From there, I moved back home to a middle school DH/MH classroom. This was a new position in the building and I had no supplies, materials, curriculum…just 9 students, 3 aides, 9 desks, and a teacher’s desk. Fortunately, my students had a lot of inclusion time so I did not have as much to plan. I spent three years in this position and I remember these themes two themes as highlights of those years: Holiday Traditions Around the World and Leaders of America.
The next three years…back to a K-5 Resource Room setting and more themes (many repeats from other positions). But three unique themes I will never forget:
- Houses and Construction – We built gingerbread houses as a culminating activity.
- Pumpkins – We carved 22 pumpkins at the end of that unit. What a mess! More importantly, what was I thinking?? I have to say, my 5th graders were awesome helpers with the younger kids.
- Albuquerque, New Mexico Hot Air Balloon Festival – I could’t live much further from Albuquerque and it probably sounds like a crazy theme but my dad used to live there and had so much interesting information, I went with it. The culminating activity was making 22 paper mache hot air balloons for our own festival, which the whole school was invited to.
My next three years at the middle school level were inclusion and I was at the mercy of the general educations teachers. (Little to no opportunity to do my own thing/theme.)
At the high school level, I was working with students who failed the Ohio Graduation Test and needed additional tutoring.
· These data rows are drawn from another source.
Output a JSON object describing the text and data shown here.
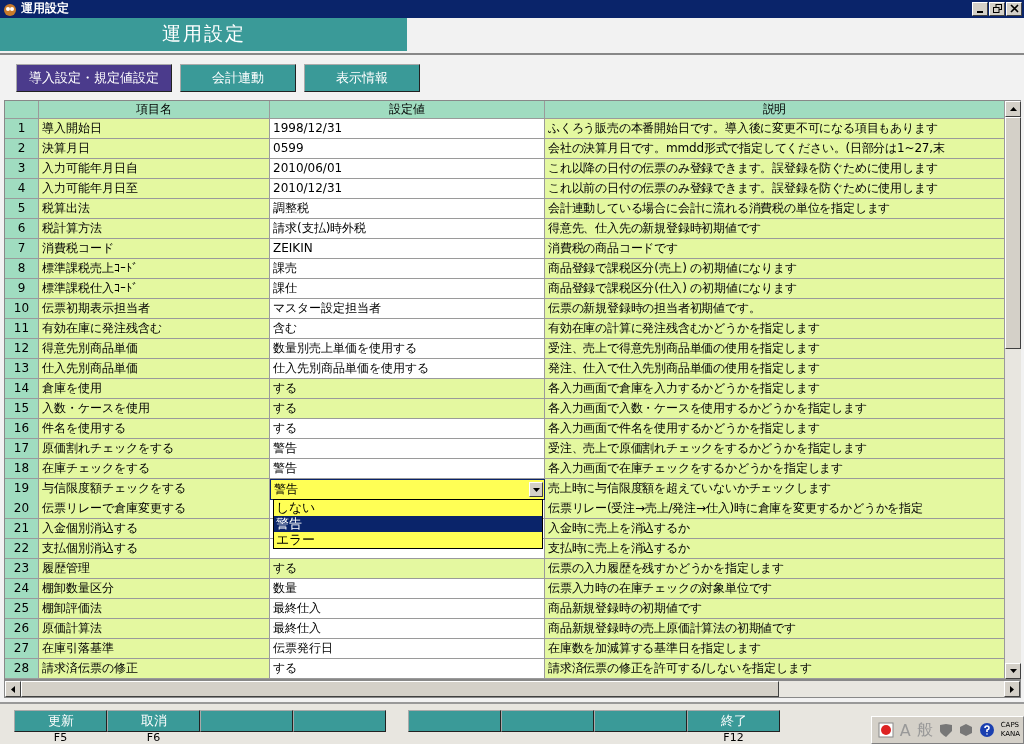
{
  "window": {
    "title": "運用設定"
  },
  "header": {
    "title": "運用設定"
  },
  "tabs": [
    {
      "label": "導入設定・規定値設定",
      "selected": true
    },
    {
      "label": "会計連動",
      "selected": false
    },
    {
      "label": "表示情報",
      "selected": false
    }
  ],
  "table": {
    "columns": [
      "項目名",
      "設定値",
      "説明"
    ],
    "rows": [
      {
        "no": "1",
        "item": "導入開始日",
        "value": "1998/12/31",
        "locked": false,
        "description": "ふくろう販売の本番開始日です。導入後に変更不可になる項目もあります"
      },
      {
        "no": "2",
        "item": "決算月日",
        "value": "0599",
        "locked": false,
        "description": "会社の決算月日です。mmdd形式で指定してください。(日部分は1~27,末"
      },
      {
        "no": "3",
        "item": "入力可能年月日自",
        "value": "2010/06/01",
        "locked": false,
        "description": "これ以降の日付の伝票のみ登録できます。誤登録を防ぐために使用します"
      },
      {
        "no": "4",
        "item": "入力可能年月日至",
        "value": "2010/12/31",
        "locked": false,
        "description": "これ以前の日付の伝票のみ登録できます。誤登録を防ぐために使用します"
      },
      {
        "no": "5",
        "item": "税算出法",
        "value": "調整税",
        "locked": false,
        "description": "会計連動している場合に会計に流れる消費税の単位を指定します"
      },
      {
        "no": "6",
        "item": "税計算方法",
        "value": "請求(支払)時外税",
        "locked": false,
        "description": "得意先、仕入先の新規登録時初期値です"
      },
      {
        "no": "7",
        "item": "消費税コード",
        "value": "ZEIKIN",
        "locked": false,
        "description": "消費税の商品コードです"
      },
      {
        "no": "8",
        "item": "標準課税売上ｺｰﾄﾞ",
        "value": "課売",
        "locked": false,
        "description": "商品登録で課税区分(売上) の初期値になります"
      },
      {
        "no": "9",
        "item": "標準課税仕入ｺｰﾄﾞ",
        "value": "課仕",
        "locked": false,
        "description": "商品登録で課税区分(仕入) の初期値になります"
      },
      {
        "no": "10",
        "item": "伝票初期表示担当者",
        "value": "マスター設定担当者",
        "locked": false,
        "description": "伝票の新規登録時の担当者初期値です。"
      },
      {
        "no": "11",
        "item": "有効在庫に発注残含む",
        "value": "含む",
        "locked": false,
        "description": "有効在庫の計算に発注残含むかどうかを指定します"
      },
      {
        "no": "12",
        "item": "得意先別商品単価",
        "value": "数量別売上単価を使用する",
        "locked": false,
        "description": "受注、売上で得意先別商品単価の使用を指定します"
      },
      {
        "no": "13",
        "item": "仕入先別商品単価",
        "value": "仕入先別商品単価を使用する",
        "locked": false,
        "description": "発注、仕入で仕入先別商品単価の使用を指定します"
      },
      {
        "no": "14",
        "item": "倉庫を使用",
        "value": "する",
        "locked": true,
        "description": "各入力画面で倉庫を入力するかどうかを指定します"
      },
      {
        "no": "15",
        "item": "入数・ケースを使用",
        "value": "する",
        "locked": true,
        "description": "各入力画面で入数・ケースを使用するかどうかを指定します"
      },
      {
        "no": "16",
        "item": "件名を使用する",
        "value": "する",
        "locked": false,
        "description": "各入力画面で件名を使用するかどうかを指定します"
      },
      {
        "no": "17",
        "item": "原価割れチェックをする",
        "value": "警告",
        "locked": false,
        "description": "受注、売上で原価割れチェックをするかどうかを指定します"
      },
      {
        "no": "18",
        "item": "在庫チェックをする",
        "value": "警告",
        "locked": false,
        "description": "各入力画面で在庫チェックをするかどうかを指定します"
      },
      {
        "no": "19",
        "item": "与信限度額チェックをする",
        "value": "警告",
        "dropdown": {
          "options": [
            {
              "label": "しない",
              "selected": false
            },
            {
              "label": "警告",
              "selected": true
            },
            {
              "label": "エラー",
              "selected": false
            }
          ]
        },
        "description": "売上時に与信限度額を超えていないかチェックします"
      },
      {
        "no": "20",
        "item": "伝票リレーで倉庫変更する",
        "description": "伝票リレー(受注→売上/発注→仕入)時に倉庫を変更するかどうかを指定"
      },
      {
        "no": "21",
        "item": "入金個別消込する",
        "description": "入金時に売上を消込するか"
      },
      {
        "no": "22",
        "item": "支払個別消込する",
        "locked": false,
        "description": "支払時に売上を消込するか"
      },
      {
        "no": "23",
        "item": "履歴管理",
        "value": "する",
        "locked": true,
        "description": "伝票の入力履歴を残すかどうかを指定します"
      },
      {
        "no": "24",
        "item": "棚卸数量区分",
        "value": "数量",
        "locked": false,
        "description": "伝票入力時の在庫チェックの対象単位です"
      },
      {
        "no": "25",
        "item": "棚卸評価法",
        "value": "最終仕入",
        "locked": false,
        "description": "商品新規登録時の初期値です"
      },
      {
        "no": "26",
        "item": "原価計算法",
        "value": "最終仕入",
        "locked": false,
        "description": "商品新規登録時の売上原価計算法の初期値です"
      },
      {
        "no": "27",
        "item": "在庫引落基準",
        "value": "伝票発行日",
        "locked": false,
        "description": "在庫数を加減算する基準日を指定します"
      },
      {
        "no": "28",
        "item": "請求済伝票の修正",
        "value": "する",
        "locked": false,
        "description": "請求済伝票の修正を許可する/しないを指定します"
      }
    ]
  },
  "function_keys": [
    [
      {
        "kind": "key",
        "label": "更新",
        "key": "F5"
      },
      {
        "kind": "key",
        "label": "取消",
        "key": "F6"
      },
      {
        "kind": "blank"
      },
      {
        "kind": "blank"
      }
    ],
    [
      {
        "kind": "blank"
      },
      {
        "kind": "blank"
      },
      {
        "kind": "blank"
      },
      {
        "kind": "key",
        "label": "終了",
        "key": "F12"
      }
    ]
  ],
  "tray": {
    "ime_mode": [
      "A",
      "般"
    ],
    "caps": "CAPS",
    "kana": "KANA"
  }
}
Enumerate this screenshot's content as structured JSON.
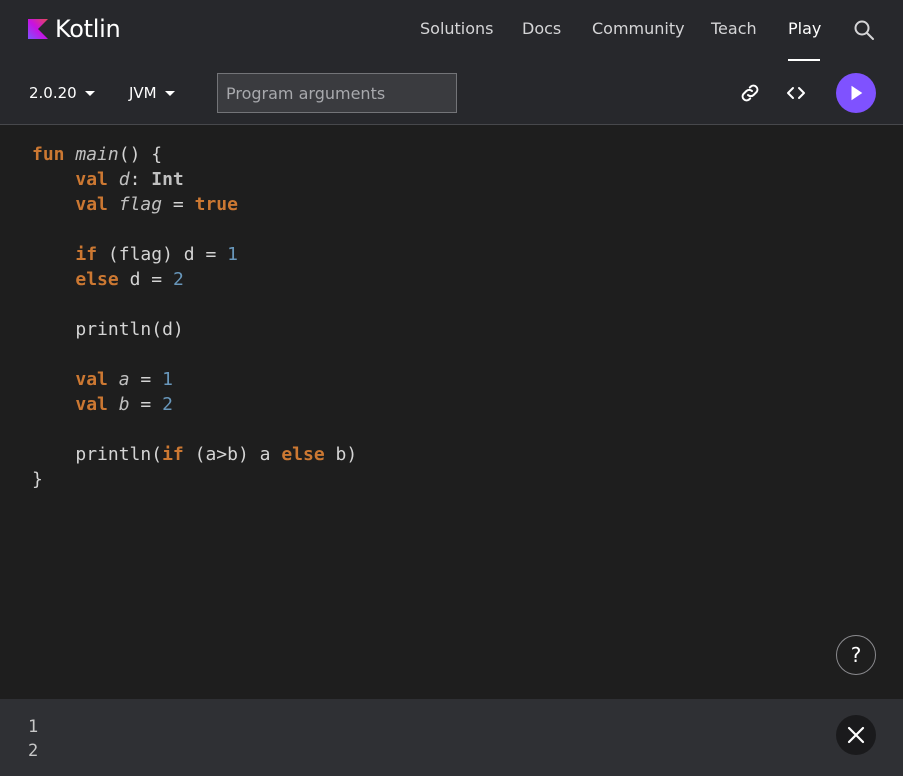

I spent the most time tutoring in Science and Social Studies and it was based on individual needs, which boiled down to “themes” like Plant and Animal Cells, Laws of Motion, and The Industrial Revolution.
And now I am back at the middle school and my perspective on theme has somewhat changed.
A few posts ago, I told you about the novels I use in my Resource Room: The Outsiders, Stargirl, The Giver, and The Boy in the Striped Pajamas.
Four novels, four nine week, and one common theme? Was it possible that a theme could last an entire year?
At the end of the year I ask students: “How are these four books related? Do they have a common theme?”
Here are some of the responses I have gotten in the past three years:
- “You can’t treat people bad just because they are different.”
- “People are discriminated against if they are different.”
- “Everyone should be allowed to be who they want to be.”
- “Everyone just wants to belong.”
- “Friendships are the most important thing.”
- “Sometimes people have to run away from their problems.”
- “You should accept everyone.”
The definition of theme that we teach in 8th grade is:
It the above themes aren’t amazing life lessons, I don’t know what would be.
For years, I taught in themes, but now I’d like to think I teach life lessons.
What are some of your favorite thematic units?
What thematic unit would you love to do if there was room in your curriculum?
Have you ever had a theme for an entire school year?
- ICT Curriculum Themes… (classroomtales.com)
- Jolliff Middle School teacher has Titanic lesson plans (hamptonroads.com)
- Thematic Unit Links (pickettsmill.typepad.com)
- Thematic Units 4 Teachers (units4teachers.com)